Problem to work on:
Go through the listing and pick out each line with the word "JSON" in it.

Extracted data:
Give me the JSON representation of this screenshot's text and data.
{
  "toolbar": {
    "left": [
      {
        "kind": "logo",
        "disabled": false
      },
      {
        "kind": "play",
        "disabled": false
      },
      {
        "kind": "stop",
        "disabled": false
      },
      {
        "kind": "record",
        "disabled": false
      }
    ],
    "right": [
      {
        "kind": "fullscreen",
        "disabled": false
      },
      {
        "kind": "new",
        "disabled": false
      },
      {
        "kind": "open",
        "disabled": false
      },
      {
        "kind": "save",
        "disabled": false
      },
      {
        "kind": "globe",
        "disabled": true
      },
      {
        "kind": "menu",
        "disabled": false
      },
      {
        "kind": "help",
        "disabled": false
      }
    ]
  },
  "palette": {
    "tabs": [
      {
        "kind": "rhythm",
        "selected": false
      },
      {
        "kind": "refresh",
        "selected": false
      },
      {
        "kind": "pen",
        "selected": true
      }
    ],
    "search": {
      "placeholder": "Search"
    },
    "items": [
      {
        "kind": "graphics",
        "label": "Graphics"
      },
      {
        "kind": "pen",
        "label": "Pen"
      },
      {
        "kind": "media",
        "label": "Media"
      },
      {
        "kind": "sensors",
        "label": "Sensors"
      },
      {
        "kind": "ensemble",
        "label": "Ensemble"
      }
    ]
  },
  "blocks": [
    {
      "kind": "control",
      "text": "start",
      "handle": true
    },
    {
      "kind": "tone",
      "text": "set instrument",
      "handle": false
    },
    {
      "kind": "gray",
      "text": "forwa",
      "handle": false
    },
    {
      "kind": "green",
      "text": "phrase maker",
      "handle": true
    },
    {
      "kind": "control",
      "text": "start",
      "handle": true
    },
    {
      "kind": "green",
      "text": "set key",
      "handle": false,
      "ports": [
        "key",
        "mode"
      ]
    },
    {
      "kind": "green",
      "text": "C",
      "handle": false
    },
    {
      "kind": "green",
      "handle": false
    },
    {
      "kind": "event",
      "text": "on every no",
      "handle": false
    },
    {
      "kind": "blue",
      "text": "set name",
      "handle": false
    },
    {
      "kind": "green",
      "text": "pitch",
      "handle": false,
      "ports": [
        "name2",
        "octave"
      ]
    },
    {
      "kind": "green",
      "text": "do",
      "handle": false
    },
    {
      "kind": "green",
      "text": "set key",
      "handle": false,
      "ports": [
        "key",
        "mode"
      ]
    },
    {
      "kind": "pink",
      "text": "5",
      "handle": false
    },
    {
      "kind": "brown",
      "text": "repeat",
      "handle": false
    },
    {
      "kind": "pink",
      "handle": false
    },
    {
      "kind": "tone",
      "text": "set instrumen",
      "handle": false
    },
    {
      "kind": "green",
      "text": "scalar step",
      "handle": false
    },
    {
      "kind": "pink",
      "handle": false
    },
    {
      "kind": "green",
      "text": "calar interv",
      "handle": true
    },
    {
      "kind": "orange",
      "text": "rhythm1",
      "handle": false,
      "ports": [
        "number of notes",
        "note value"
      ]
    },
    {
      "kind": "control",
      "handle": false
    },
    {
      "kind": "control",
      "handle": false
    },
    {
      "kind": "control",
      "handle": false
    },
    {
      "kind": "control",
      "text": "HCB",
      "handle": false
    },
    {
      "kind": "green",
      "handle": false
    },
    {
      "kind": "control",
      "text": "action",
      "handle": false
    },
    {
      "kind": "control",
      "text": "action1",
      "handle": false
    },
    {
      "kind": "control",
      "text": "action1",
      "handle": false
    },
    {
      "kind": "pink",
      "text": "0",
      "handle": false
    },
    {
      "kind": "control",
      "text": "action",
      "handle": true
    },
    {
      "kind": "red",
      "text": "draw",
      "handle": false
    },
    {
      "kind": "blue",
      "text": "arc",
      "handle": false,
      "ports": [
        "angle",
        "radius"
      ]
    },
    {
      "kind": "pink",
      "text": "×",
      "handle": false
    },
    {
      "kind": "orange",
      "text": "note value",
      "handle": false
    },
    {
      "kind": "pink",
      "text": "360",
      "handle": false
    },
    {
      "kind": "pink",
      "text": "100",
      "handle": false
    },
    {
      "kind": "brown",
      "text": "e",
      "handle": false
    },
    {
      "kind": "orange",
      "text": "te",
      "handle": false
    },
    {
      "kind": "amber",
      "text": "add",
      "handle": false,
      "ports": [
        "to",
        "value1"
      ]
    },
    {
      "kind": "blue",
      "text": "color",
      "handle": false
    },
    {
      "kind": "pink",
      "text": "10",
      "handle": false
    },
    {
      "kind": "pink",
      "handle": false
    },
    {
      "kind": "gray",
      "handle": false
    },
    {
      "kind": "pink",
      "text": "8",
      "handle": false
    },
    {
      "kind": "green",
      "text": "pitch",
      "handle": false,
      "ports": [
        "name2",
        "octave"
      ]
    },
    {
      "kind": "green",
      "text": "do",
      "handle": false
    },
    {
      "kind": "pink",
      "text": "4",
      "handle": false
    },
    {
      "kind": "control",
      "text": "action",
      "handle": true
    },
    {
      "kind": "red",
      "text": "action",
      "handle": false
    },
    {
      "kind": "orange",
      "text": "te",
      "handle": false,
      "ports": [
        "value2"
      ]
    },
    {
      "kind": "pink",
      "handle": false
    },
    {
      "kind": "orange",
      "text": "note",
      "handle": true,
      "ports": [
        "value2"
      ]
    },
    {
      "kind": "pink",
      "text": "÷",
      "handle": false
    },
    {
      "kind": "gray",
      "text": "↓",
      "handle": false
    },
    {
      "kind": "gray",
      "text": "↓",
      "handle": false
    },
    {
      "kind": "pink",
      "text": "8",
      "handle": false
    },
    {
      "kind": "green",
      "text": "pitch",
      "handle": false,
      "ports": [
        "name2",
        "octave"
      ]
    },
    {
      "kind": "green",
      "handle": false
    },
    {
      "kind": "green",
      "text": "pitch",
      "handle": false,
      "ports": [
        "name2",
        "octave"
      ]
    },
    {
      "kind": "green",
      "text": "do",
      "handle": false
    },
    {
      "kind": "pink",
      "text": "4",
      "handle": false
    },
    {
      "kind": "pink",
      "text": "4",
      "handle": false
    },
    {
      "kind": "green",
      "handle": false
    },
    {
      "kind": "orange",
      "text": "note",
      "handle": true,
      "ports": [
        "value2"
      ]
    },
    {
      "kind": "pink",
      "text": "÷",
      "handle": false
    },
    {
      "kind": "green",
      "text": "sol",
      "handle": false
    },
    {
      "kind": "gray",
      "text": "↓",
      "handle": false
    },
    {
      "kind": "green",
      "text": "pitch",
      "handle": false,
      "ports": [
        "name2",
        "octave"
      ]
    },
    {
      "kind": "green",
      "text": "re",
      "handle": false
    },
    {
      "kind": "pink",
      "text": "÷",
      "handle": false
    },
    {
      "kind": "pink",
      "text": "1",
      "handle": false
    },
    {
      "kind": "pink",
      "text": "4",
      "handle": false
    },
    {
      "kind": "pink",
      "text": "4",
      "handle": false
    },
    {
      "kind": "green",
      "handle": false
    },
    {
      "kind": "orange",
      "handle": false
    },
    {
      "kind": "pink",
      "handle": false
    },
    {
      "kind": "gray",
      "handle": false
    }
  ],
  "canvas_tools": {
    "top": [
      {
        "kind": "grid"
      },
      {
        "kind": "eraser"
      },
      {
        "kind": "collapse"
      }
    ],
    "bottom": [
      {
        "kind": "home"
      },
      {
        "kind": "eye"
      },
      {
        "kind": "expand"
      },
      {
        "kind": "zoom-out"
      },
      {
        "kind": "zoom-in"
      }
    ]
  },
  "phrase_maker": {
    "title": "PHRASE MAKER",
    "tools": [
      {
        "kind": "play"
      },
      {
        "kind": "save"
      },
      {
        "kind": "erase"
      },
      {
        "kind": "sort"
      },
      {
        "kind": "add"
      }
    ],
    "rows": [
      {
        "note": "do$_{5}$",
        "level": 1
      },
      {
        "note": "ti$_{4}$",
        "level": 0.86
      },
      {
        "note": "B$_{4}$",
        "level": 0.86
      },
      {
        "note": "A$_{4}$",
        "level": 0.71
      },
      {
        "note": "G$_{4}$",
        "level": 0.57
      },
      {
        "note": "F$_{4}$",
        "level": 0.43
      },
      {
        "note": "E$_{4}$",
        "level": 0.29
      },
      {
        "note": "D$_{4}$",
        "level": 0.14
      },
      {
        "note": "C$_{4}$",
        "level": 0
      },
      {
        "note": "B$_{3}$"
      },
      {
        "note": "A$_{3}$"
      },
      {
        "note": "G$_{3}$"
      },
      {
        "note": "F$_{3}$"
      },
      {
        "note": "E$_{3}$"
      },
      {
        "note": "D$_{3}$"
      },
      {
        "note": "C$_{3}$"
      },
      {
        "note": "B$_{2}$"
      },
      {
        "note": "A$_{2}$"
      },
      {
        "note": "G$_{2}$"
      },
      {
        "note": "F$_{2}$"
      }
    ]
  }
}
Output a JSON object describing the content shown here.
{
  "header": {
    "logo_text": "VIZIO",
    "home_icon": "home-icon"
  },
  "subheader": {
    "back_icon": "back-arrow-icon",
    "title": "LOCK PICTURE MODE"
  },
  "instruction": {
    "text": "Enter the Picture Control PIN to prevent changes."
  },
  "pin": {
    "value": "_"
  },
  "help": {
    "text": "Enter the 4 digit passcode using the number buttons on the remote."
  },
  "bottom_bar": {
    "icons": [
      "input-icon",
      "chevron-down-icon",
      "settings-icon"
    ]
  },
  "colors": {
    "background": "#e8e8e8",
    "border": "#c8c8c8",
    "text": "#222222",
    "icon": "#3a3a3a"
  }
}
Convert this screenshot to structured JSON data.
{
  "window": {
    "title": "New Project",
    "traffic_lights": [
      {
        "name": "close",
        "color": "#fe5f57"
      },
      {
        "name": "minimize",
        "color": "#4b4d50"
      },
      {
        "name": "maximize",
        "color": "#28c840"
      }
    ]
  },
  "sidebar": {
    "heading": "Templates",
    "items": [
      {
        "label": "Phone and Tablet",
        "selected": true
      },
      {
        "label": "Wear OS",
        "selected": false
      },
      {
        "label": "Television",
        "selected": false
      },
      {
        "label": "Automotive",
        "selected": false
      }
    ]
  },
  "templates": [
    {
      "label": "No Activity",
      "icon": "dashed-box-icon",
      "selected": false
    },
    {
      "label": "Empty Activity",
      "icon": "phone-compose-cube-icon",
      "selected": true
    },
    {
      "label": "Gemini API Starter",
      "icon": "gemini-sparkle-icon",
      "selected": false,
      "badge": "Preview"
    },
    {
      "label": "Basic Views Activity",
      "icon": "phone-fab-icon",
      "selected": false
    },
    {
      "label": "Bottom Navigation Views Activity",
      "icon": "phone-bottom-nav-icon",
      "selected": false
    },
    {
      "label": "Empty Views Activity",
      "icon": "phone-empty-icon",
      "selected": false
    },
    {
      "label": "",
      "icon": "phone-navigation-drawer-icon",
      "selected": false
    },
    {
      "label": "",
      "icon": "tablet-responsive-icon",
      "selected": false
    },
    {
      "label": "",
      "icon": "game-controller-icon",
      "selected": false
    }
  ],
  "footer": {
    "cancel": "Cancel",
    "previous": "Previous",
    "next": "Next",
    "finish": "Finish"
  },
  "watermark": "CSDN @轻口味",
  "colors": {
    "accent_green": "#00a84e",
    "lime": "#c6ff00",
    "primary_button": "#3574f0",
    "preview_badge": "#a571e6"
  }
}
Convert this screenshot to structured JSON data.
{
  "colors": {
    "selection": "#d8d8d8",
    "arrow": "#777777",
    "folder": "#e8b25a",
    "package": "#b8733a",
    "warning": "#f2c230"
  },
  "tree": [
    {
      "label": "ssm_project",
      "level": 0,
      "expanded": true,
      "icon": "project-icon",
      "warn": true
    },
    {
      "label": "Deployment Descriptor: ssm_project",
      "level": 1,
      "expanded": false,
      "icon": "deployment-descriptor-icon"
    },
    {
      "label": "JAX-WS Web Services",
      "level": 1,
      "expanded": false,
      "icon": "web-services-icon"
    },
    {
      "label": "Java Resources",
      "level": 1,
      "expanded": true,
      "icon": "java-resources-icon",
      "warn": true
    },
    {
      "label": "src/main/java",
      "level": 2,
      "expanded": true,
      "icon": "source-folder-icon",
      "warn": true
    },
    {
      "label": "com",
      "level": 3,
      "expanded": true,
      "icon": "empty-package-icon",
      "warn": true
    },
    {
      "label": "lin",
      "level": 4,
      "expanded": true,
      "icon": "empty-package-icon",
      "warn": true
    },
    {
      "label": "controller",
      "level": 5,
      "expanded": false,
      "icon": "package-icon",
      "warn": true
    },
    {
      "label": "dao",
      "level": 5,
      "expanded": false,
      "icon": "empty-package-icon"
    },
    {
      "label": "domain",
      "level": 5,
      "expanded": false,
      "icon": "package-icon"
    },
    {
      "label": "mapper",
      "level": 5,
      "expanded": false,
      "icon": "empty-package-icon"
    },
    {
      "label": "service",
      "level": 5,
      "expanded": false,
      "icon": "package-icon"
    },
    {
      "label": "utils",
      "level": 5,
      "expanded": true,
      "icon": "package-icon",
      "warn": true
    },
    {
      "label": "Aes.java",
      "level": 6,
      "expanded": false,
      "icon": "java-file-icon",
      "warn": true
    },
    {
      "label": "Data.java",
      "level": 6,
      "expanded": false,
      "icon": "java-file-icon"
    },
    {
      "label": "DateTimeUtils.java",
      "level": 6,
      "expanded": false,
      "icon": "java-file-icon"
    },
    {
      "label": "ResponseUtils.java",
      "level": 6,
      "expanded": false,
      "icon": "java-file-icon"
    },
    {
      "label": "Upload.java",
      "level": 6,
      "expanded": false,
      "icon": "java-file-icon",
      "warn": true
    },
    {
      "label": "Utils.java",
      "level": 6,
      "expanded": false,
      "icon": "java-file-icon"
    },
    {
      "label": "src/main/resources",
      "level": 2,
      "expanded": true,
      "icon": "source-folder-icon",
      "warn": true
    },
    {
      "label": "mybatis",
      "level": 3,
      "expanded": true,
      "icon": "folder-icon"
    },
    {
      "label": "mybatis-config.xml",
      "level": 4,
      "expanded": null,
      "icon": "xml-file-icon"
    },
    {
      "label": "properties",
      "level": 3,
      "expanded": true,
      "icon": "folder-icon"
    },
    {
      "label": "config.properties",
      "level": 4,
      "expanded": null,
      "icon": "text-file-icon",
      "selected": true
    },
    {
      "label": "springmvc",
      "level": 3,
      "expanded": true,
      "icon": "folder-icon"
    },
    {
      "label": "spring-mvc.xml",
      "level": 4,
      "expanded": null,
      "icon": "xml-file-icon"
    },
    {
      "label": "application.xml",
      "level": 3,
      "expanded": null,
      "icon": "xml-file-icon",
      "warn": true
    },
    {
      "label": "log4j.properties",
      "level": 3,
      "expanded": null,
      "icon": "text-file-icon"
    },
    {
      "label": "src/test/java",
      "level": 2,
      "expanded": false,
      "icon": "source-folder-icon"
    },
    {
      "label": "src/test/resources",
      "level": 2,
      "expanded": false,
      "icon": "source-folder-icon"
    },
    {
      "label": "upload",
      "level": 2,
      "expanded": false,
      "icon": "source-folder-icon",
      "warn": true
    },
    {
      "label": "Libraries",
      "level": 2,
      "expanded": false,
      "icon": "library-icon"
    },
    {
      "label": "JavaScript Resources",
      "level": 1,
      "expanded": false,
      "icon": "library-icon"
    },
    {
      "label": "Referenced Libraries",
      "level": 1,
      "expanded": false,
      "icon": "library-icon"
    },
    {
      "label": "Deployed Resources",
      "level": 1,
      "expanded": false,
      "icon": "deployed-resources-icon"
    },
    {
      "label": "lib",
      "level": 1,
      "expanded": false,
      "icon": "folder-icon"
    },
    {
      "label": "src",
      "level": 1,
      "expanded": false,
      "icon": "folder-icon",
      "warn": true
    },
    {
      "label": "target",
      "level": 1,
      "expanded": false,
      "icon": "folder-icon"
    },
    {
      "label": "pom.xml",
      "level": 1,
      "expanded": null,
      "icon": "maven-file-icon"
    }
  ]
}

Expected answer:
Give me the JSON representation of this screenshot's text and data.
Output a JSON object describing the content shown here.
Convert this screenshot to structured JSON data.
Convert this screenshot to structured JSON data.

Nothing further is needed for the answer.